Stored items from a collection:
========================
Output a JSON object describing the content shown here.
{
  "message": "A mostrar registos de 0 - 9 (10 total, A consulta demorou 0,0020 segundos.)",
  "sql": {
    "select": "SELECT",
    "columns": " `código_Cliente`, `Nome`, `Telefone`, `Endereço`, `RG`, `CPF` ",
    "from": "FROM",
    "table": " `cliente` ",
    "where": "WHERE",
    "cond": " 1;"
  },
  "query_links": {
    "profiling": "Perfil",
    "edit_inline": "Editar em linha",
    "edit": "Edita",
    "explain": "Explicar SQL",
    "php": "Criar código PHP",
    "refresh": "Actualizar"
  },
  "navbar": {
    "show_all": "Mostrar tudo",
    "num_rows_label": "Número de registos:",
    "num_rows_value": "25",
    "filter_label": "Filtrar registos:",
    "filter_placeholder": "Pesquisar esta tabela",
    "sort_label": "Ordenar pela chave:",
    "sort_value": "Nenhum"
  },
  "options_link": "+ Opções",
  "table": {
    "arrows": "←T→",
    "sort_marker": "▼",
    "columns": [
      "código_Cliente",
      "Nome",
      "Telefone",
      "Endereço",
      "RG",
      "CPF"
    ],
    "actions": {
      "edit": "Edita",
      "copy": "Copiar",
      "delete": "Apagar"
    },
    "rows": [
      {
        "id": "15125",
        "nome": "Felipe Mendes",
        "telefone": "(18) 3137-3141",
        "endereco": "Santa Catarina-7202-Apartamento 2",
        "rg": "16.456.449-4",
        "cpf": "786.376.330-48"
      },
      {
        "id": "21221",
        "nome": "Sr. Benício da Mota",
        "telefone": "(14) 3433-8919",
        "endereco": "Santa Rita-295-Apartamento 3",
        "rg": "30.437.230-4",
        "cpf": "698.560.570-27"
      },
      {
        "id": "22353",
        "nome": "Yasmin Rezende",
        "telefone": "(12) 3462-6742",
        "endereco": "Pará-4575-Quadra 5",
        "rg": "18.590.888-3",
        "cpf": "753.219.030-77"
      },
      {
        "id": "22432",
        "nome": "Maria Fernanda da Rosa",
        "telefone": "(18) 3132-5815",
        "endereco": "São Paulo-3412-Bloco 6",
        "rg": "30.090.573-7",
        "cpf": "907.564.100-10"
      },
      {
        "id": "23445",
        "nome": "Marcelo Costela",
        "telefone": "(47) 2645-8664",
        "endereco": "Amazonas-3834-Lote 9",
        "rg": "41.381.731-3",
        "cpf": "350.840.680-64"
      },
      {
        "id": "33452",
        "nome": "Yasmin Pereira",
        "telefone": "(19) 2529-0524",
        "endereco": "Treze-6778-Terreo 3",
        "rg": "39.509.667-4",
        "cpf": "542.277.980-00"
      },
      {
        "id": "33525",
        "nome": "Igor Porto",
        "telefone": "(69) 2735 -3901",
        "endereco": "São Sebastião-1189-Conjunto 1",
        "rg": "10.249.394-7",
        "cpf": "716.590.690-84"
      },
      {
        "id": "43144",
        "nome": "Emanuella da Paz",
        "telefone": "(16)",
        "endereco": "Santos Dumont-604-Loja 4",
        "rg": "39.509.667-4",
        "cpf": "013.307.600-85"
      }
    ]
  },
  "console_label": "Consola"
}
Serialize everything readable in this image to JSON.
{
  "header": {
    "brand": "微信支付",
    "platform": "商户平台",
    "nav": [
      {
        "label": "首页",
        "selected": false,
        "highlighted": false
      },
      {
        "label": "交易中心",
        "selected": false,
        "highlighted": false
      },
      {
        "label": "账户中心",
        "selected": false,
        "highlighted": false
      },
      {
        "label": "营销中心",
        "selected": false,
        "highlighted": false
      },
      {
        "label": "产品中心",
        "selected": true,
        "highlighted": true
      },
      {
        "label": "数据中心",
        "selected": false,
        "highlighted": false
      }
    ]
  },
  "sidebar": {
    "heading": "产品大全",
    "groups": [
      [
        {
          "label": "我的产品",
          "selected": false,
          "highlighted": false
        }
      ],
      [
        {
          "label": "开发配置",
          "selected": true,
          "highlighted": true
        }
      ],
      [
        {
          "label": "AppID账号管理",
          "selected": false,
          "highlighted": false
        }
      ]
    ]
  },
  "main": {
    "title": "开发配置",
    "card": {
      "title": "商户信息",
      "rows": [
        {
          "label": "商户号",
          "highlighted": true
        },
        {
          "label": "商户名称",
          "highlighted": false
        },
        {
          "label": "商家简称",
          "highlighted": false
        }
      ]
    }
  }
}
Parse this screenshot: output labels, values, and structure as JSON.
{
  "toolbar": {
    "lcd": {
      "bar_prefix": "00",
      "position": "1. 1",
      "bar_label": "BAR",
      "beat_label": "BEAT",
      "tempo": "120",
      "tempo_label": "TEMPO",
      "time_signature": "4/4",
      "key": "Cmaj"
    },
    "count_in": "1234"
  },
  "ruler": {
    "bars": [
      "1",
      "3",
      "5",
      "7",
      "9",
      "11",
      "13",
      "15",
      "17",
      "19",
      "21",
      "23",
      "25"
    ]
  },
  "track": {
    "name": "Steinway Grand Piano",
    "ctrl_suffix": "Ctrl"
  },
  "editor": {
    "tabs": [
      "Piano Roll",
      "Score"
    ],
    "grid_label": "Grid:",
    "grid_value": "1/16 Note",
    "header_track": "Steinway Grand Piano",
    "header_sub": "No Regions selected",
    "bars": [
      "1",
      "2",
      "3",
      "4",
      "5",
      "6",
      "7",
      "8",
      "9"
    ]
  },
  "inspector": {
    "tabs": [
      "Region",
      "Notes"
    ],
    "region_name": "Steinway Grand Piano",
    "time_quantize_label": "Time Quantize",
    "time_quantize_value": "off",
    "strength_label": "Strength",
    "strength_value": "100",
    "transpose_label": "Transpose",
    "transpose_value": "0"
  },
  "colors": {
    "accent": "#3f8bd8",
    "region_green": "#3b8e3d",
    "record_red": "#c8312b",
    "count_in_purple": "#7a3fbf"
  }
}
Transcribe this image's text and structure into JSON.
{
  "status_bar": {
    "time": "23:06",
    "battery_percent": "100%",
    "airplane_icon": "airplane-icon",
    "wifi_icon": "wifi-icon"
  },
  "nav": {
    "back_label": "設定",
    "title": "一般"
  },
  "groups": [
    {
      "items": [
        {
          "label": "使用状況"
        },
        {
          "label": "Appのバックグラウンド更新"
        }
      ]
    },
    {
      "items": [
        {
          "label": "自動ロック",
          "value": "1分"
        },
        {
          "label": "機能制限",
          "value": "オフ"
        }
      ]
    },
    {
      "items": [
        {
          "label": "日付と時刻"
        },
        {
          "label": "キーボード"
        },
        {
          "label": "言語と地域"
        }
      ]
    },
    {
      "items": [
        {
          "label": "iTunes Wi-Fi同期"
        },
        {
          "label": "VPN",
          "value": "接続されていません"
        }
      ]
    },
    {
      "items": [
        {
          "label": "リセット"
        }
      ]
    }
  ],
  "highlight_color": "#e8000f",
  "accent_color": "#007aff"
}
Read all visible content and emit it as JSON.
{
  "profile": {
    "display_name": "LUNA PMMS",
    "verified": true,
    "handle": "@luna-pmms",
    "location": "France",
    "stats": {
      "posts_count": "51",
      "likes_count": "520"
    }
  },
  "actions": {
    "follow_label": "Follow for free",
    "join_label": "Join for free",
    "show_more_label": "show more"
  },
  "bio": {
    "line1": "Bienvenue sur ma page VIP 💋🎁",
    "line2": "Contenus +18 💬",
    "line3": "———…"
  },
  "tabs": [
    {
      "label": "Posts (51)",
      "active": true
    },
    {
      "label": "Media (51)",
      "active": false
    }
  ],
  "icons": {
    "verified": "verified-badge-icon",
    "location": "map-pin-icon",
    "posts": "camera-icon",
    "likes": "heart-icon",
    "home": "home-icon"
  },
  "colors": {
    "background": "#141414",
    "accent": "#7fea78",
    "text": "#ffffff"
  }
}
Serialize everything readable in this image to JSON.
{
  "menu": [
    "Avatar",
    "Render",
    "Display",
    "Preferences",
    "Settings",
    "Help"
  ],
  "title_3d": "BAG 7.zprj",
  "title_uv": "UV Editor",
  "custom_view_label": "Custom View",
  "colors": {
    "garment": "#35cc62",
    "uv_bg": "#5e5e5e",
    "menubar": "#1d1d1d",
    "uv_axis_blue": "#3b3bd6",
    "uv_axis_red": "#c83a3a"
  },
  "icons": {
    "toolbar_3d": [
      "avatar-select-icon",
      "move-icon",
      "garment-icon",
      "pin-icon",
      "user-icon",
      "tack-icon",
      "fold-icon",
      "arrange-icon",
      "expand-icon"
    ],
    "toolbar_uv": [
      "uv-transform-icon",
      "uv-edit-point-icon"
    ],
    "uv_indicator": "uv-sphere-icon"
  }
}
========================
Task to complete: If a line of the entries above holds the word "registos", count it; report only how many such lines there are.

Solution for this task: 3